⦁ -: this character indicates a FAIL result. If it comes before a mechanism, the indicated address will not be authorized to send emails.
⦁ ~: the addresses that are matched with this mechanism, would be accepted but they will be tagged as non-compliant mail.
⦁ ?: will returns a NEUTRAL result, indicating that the message is not accepted (PASS) nor rejected (FAIL). The addresses of hosts that are matched with this mechanism are probably accepted.
The mechanisms that can be used to define a SPF record are:
⦁ ip4: this mechanism is used to specify the IP addresses that are authorized to send emails. If the email servers use IPv6 you can use ip6 instead of ip4.
⦁ include: using this mechanism you can specify email servers that are out of your control, but provide your email services. For example: include:_spf.google.com
⦁ all: this includes everything, and will match with all addresses and hosts. This is usually used at the end of the line to define a default result for all the IP addresses that would not match with previous mechanisms.
⦁ +all: means that any server can use your domain to send emails.
⦁ -all: when this is used at the end of a line that includes other mechanisms, it means that no other IP or host, other than the ones specified in the said line, is authorized to send emails. If this mechanism is used to define a SPF record by itself, no server will be authorized to send email.
⦁ ~all: the emails send by servers other than the ones specified using previous mechanisms are accepted, but are tagged as non-compliant mail.
⦁ a: this mechanism indicates all the addresses defined in record A.
⦁ mx: this mechanism indicates all the addresses resolving to the A records of a host’s MX record.
⦁ ptr: this mechanism indicates all the addresses resolving to the A records of a host’s PTR record.
⦁ exists: using this mechanism one can specify one or more domain(s) as exceptions.
Modifiers are tuples of names and values that are separated with an ‘=’. They can only be used once in every SPF record, and usually come at the end of the SPF definition.
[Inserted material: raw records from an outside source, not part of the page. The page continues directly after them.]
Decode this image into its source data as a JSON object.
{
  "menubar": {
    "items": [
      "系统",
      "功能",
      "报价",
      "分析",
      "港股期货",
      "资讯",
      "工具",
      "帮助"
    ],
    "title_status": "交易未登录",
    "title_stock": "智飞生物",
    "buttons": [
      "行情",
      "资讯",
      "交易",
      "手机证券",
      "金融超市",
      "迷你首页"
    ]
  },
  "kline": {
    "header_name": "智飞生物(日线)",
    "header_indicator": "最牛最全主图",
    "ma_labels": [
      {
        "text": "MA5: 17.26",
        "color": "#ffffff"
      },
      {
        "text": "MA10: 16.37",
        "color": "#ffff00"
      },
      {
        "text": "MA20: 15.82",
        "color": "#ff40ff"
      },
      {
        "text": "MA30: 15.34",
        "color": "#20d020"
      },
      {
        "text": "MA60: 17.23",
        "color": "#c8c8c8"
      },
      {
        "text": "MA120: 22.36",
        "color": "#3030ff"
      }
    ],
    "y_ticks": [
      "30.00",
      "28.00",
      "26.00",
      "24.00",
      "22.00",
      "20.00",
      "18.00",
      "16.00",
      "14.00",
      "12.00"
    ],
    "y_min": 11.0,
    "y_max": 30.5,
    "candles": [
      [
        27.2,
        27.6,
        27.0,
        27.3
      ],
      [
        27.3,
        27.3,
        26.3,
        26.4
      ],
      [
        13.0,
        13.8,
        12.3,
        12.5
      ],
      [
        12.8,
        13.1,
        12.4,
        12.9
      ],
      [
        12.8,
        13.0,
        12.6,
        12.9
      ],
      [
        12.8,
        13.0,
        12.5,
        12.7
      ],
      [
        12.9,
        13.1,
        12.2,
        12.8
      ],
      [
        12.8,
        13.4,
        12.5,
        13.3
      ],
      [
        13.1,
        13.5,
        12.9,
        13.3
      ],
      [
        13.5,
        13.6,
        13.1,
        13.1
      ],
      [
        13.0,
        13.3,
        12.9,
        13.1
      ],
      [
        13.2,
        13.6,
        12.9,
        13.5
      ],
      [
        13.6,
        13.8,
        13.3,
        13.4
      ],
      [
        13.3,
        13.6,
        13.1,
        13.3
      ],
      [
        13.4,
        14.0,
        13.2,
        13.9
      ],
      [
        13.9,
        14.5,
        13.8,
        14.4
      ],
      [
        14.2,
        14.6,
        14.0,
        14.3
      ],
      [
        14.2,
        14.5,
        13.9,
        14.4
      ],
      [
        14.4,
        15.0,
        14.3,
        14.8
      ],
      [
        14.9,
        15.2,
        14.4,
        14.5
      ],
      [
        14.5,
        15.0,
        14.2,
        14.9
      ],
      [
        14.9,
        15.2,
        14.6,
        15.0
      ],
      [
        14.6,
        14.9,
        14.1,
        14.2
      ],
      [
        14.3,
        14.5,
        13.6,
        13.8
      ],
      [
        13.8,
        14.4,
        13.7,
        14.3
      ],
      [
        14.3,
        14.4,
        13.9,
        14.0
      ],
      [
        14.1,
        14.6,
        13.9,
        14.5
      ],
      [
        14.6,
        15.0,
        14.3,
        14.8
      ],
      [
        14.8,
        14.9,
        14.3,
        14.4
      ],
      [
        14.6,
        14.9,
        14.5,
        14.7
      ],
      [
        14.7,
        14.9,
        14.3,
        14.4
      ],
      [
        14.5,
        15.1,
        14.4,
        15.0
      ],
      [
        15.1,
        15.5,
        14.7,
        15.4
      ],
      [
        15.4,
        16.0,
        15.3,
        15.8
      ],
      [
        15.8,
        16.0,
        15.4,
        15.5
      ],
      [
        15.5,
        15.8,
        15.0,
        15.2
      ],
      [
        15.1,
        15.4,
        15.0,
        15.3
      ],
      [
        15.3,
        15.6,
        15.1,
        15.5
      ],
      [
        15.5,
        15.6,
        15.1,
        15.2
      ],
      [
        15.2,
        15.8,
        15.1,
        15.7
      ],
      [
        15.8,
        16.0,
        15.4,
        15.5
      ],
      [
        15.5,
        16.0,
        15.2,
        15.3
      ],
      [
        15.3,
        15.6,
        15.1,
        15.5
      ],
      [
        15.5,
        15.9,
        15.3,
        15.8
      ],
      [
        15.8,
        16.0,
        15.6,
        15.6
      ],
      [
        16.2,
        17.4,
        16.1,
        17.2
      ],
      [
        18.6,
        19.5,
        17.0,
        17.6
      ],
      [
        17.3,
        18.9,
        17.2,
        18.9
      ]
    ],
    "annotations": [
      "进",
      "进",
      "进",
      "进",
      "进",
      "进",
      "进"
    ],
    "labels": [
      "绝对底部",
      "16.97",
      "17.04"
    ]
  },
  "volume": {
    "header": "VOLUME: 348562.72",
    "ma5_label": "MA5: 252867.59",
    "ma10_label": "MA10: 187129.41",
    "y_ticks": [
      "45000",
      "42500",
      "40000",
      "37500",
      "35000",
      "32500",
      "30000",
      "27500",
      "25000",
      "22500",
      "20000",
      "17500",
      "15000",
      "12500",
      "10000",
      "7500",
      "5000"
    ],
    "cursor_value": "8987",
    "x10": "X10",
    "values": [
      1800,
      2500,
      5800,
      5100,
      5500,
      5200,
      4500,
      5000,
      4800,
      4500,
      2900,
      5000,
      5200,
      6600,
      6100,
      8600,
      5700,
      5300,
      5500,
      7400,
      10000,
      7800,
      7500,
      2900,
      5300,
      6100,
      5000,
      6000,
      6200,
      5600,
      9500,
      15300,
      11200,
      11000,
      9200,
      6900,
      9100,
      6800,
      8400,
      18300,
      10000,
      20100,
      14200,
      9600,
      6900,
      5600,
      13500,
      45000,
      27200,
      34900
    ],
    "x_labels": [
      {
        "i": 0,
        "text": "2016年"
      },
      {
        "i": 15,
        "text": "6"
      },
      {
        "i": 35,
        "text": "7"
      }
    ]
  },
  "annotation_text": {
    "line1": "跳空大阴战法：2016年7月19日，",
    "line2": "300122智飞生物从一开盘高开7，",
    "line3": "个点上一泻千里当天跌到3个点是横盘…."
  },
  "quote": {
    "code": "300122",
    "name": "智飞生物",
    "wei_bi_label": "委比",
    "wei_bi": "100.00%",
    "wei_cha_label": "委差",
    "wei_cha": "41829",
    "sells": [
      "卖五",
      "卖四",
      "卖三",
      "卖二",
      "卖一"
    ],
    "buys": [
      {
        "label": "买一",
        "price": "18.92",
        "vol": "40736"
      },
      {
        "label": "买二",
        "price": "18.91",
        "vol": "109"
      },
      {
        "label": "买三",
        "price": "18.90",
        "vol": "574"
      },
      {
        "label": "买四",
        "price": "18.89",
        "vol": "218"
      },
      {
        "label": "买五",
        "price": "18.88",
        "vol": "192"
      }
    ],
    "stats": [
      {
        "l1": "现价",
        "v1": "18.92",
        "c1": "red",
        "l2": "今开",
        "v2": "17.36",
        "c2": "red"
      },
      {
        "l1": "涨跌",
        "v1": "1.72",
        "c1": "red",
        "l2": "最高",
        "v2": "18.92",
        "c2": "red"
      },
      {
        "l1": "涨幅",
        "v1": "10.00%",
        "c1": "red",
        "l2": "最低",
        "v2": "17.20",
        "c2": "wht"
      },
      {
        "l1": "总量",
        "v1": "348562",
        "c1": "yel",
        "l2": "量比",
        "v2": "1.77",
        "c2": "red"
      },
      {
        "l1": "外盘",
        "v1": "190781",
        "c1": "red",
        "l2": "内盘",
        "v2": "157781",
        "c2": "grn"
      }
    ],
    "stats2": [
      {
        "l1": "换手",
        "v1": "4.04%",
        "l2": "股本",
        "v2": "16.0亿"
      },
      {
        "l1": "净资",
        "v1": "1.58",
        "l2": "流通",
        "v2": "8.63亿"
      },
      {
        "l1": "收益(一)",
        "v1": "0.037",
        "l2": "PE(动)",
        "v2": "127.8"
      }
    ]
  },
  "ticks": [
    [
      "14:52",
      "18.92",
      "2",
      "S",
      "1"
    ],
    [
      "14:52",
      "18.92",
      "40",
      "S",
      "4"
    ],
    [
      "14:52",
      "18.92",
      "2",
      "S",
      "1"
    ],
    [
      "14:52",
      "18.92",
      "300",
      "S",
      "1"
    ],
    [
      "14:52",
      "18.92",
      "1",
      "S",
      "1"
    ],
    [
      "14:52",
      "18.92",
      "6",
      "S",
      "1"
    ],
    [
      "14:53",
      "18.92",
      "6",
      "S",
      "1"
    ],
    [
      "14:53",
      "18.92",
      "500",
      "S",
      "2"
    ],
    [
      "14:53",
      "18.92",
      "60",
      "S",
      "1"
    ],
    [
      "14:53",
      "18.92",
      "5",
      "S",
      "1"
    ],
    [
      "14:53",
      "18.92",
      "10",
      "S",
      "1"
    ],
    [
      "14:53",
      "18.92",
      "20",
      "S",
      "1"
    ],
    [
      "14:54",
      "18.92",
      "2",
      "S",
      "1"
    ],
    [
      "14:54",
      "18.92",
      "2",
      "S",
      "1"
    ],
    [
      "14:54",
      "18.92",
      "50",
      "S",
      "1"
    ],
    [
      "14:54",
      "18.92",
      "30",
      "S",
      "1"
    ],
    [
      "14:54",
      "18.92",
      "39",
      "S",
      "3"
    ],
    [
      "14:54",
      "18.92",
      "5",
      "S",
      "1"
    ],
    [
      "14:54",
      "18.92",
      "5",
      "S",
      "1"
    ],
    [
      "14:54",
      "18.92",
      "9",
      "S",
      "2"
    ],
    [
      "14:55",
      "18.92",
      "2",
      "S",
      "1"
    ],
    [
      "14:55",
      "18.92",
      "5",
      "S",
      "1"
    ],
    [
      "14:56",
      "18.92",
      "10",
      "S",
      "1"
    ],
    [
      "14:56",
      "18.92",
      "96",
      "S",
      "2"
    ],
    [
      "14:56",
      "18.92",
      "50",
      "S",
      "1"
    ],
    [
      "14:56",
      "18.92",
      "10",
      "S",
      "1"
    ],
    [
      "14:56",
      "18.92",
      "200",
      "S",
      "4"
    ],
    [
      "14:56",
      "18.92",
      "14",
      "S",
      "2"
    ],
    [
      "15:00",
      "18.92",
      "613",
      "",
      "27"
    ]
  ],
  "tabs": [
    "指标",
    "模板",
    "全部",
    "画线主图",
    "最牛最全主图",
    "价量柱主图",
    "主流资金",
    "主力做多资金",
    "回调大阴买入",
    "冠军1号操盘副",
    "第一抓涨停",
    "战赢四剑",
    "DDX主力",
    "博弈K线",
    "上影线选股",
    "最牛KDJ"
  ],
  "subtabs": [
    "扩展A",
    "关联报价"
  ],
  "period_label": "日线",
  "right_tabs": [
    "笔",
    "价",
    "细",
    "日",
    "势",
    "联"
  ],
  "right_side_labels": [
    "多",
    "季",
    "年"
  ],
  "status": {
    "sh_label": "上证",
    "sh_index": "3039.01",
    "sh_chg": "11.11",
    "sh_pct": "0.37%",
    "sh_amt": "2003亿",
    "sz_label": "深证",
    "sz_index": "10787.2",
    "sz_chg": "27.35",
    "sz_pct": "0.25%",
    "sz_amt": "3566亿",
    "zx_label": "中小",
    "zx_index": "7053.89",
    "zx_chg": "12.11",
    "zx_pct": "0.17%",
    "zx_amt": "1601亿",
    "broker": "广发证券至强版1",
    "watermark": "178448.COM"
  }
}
⦁ redirect: a redirect modifier is used to refer to another SPF record. It can be useful while applying the same SPF record to several domains. It must be noted that you can only use a redirect modifier when you have control over the domain that is redirected to as well, otherwise you must use the include mechanism. Here is an example of using this modifier:
⦁ exp: you can use this modifier to add an explanation about a failed SPF query. This explanation will appear in the SPF log. Example:
SFP Settings in User Panel of ArvanCloud
In order to set a SPF record for your domain,
⦁ Go to ArvanCloud User Panel -> CDN-> DNS
⦁ In the DNS Settings panel set record type to TXT and title to @ (this will refer to your domain).
⦁ Click on value text-box, type the SPF record line.
⦁ Finally, set the TTL to appropriate value and click Plus icon to save the record.
Case 1: Sending emails from authorized IP addresses
If you want to set the system so that only the web server which has the email service activated, be authorized to send emails (let’s assume the IP address of the said web server is 192.168.243.1), set the title to @ and the value to something like this:
v=spf1 ip4:192.168.243.1 +a +mx ~all
You can add +a and +mx to the end of the above statement as well.
Case 2: Sending emails from mailgun.org
After setting up your email service at mailgun, this service will provide you with the value of your SPF record.
You can use this value in your DNS Settings. You can refer to the documentation of mailgun for more information.
Case 3: Sending emails from G suite
Based on google documentation, the value of SPF record should be set to:
v=spf1 include:_spf.google.com ~all
Also, if you are using domains other than google, you can set the record using either of the following format:
v=spf1 ip4:172.16.254.1 include:_spf.google.com ~all
v=spf1 include:serverdomain.com include:_spf.google.com ~all
Again, you can refer to G suite documentation for more information.